People blame government for deadly train accident
BUENOS AIRES | Shock over last week’s deadly commuter train crash has turned into outrage at President Cristina Fernandez’s government after reports of a victim being left in the wreckage for days and ignored warnings about the railway’s safety.
The body of Lucas Menghini Rey, 20, was found late Friday, 57 hours after the Sarmiento line train, which connects the Argentine capital with its suburbs, slammed into a barrier at Once terminal, killing 51 and injuring more than 600.
Government officials had told Mr. Menghini Rey’s family that all bodies had been taken to the morgue. His relatives had searched dozens of Buenos Aires hospitals and distributed thousands of fliers.
The Ministry of Security said he was not found earlier because he had been traveling “in a place off limits to passengers.”
Maria Lujan Rey, Mr. Menghini Rey’s mother, said Sunday that the attempt to “turn the victim into the culprit” repulsed her.
Critics highlighted the case as the tragic climax of what they view as Ms. Fernandez’s inability to fix the capital’s overcrowded and outdated train system. They say the government’s dealings with the privately owned operator, Trains of Buenos Aires, (TBA) are marked by corruption and incompetence.
Since 1995, TBA has held the concessions for the Sarmiento and Mitre commuter rail lines, and last year benefited from some $32 million in government subsidies, according to the Ambito Financiero business daily.
Its owners, brothers Claudio and Mario Cirigliano, hold stakes in several other highly subsidized transportation ventures, and are said to have close ties to the Fernandez administration.
Leandro Despouy, the head of a congressional oversight body, said that frequent warnings about TBA’S “deplorable” safety conditions were ignored, but that the company never lost its concessions, unlike other operators.
In fact, a National General Accounting Office report specifically mentioned the poor state of the brakes on TBA trains as early as 2008, Mr. Despouy said, adding that the report would have allowed the government to rescind its contract with TBA.

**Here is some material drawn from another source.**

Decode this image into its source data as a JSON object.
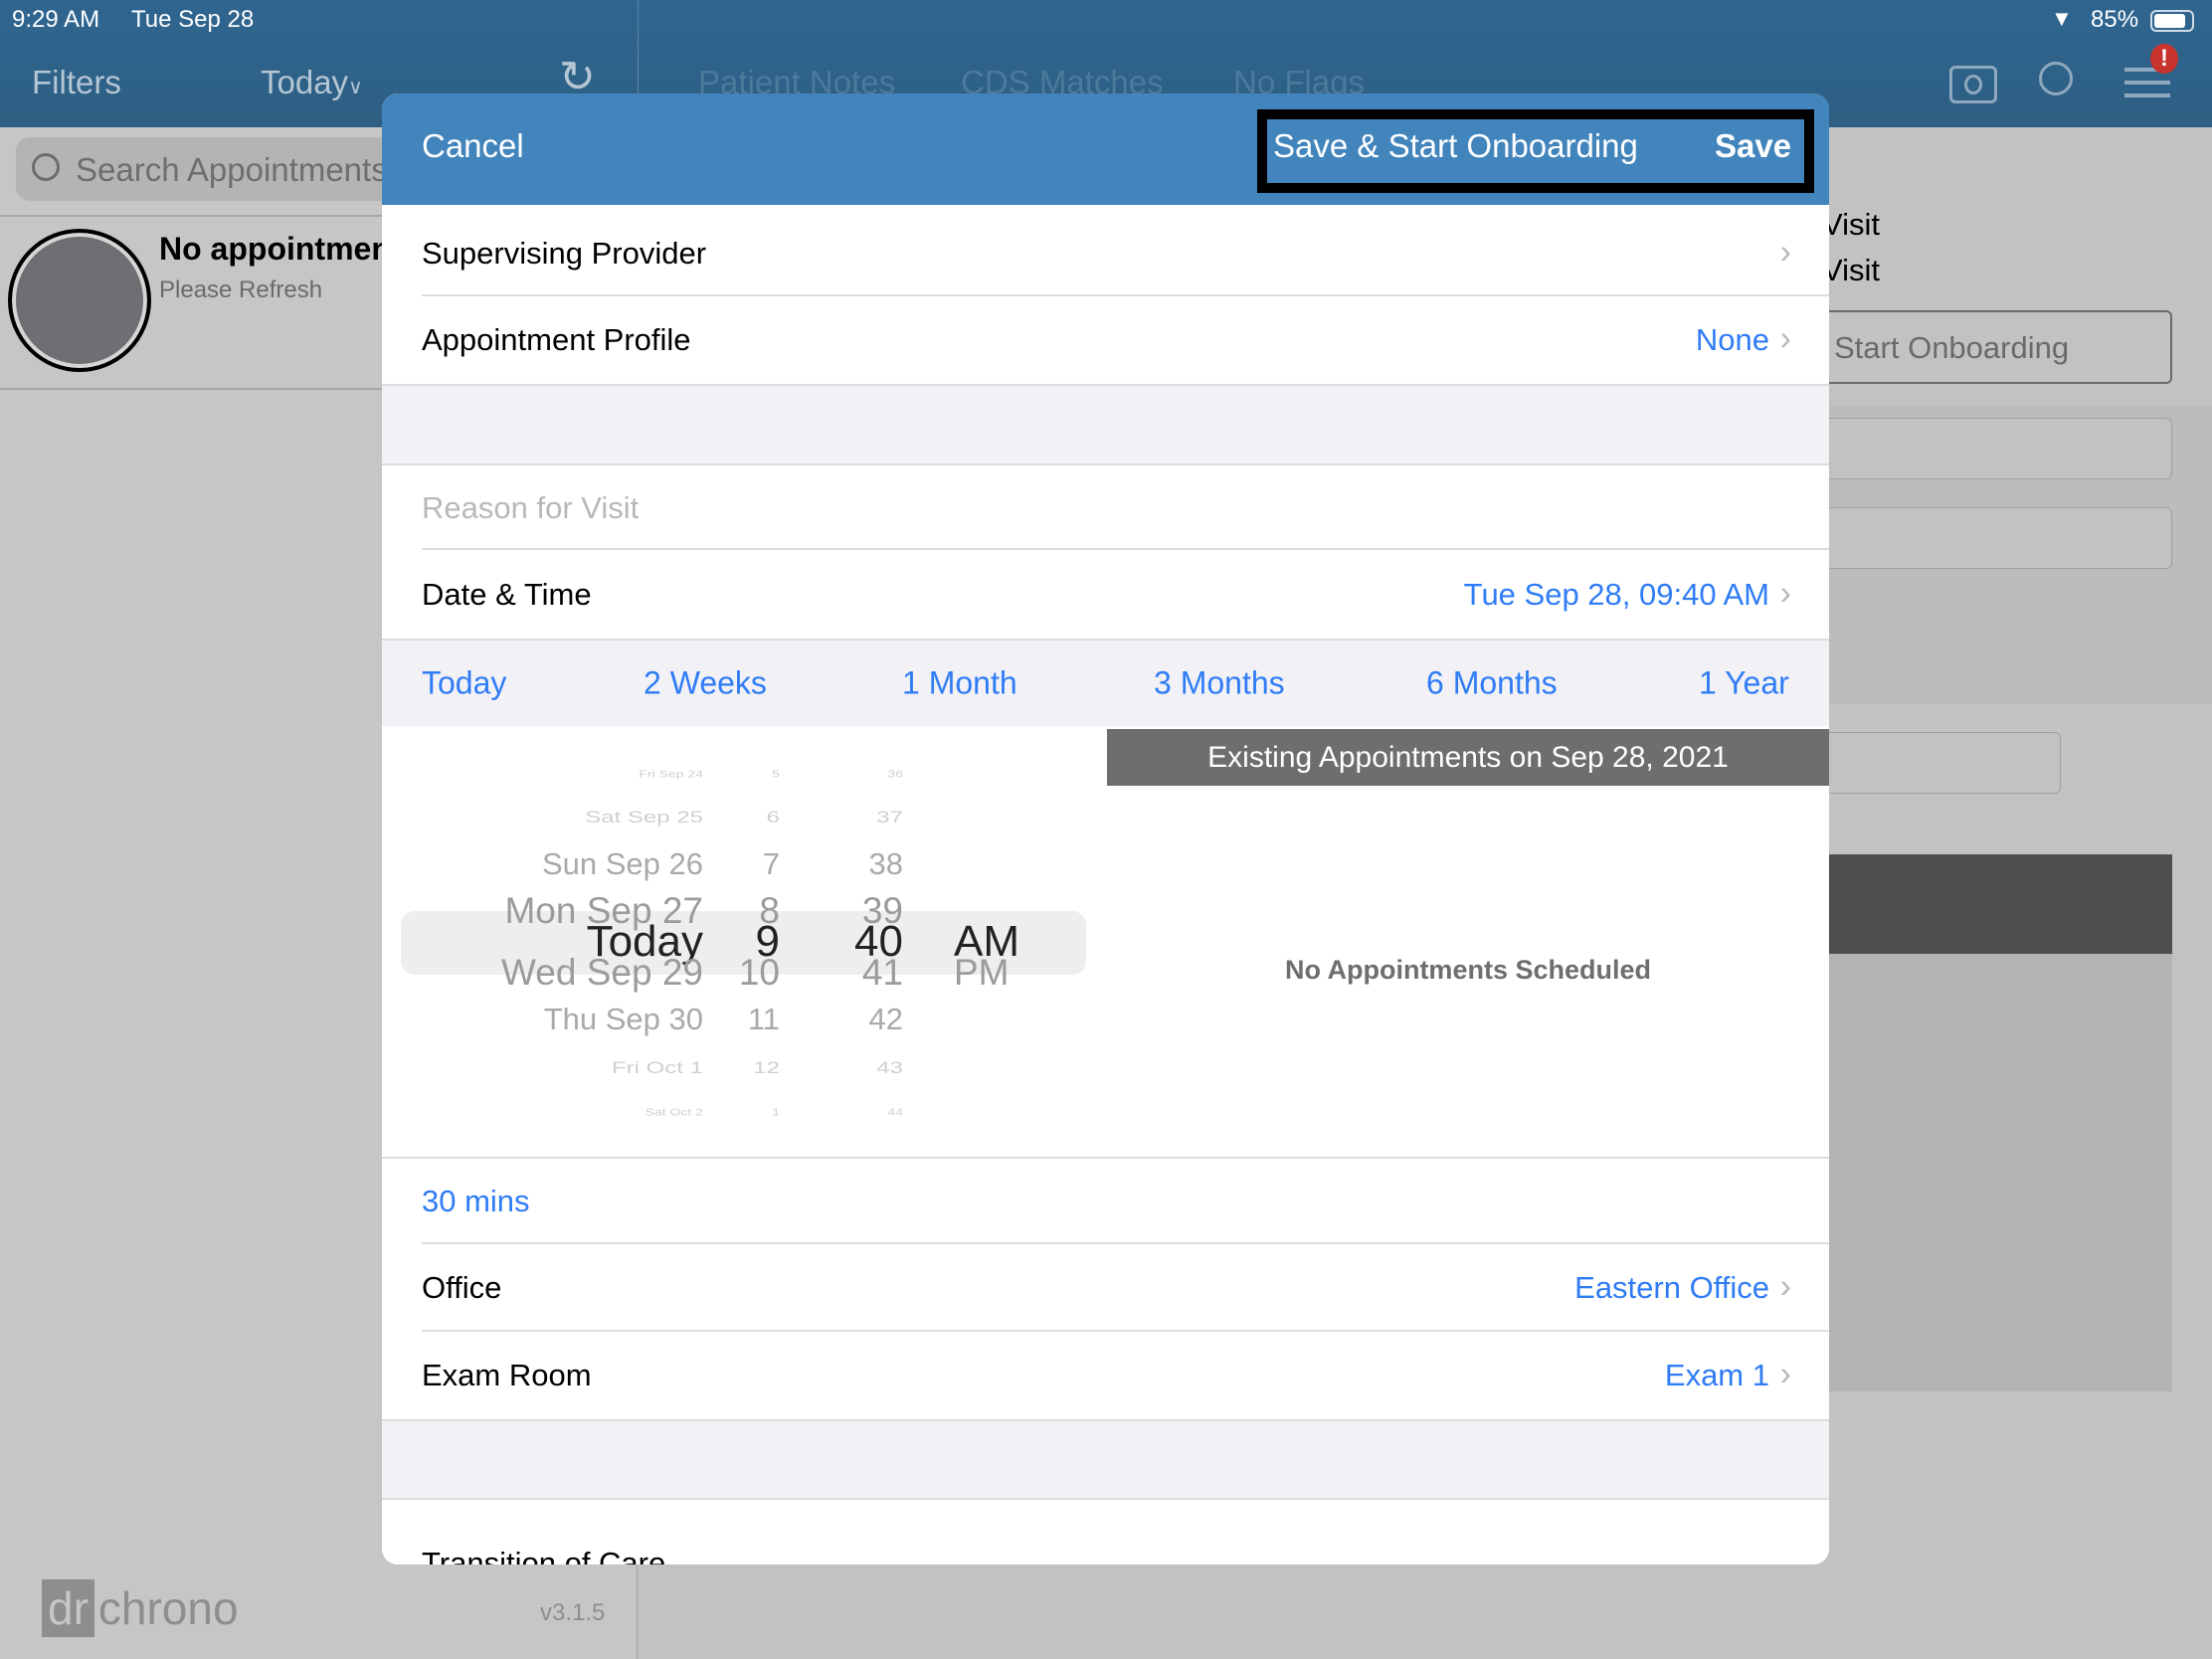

“[The crash] could have been anticipated and prevented,” he told TN television. “[TBA] has demonstrated that it has not changed and has no interest in changing.”
On Sept. 13, there was a major accident on the Sarmiento line when the barrier at a crossing did not lower completely, causing a collision between two trains and a city bus that killed 11 and injured 228.
From 2002 to 2011, the National Transportation Regulation Commission had fined TBA some $15 million for 451 safety violations, the Clarin newspaper reported.
The government took control of TBA’S operations this week but so far has ignored widespread calls to rescind its concession.
In the immediate aftermath of the Feb. 22 crash, Transportation Secretary Juan Pablo Schiavi blamed the accident on bad luck and local customs.
If the crash had happened on a holiday or if fewer passengers had crowded in the first two cars — as he said Argentines tend to do to exit a train more quickly — the consequences would have been less grave, Mr. Schiavi said.
His comments were received with disbelief and ridicule among Mrs. Fernandez’s friends and foes alike.
Alberto Fernandez, Cabinet chief to Mrs. Fernandez’ late husband and predecessor, Nestor Kirchner, called the comments “absolutely unfortunate” and “hard to tolerate.”
A protester destroys turnstiles during riots at a rail station in Buenos Aires on Friday, two days after the country’s deadliest train wreck in decades on a commuter line.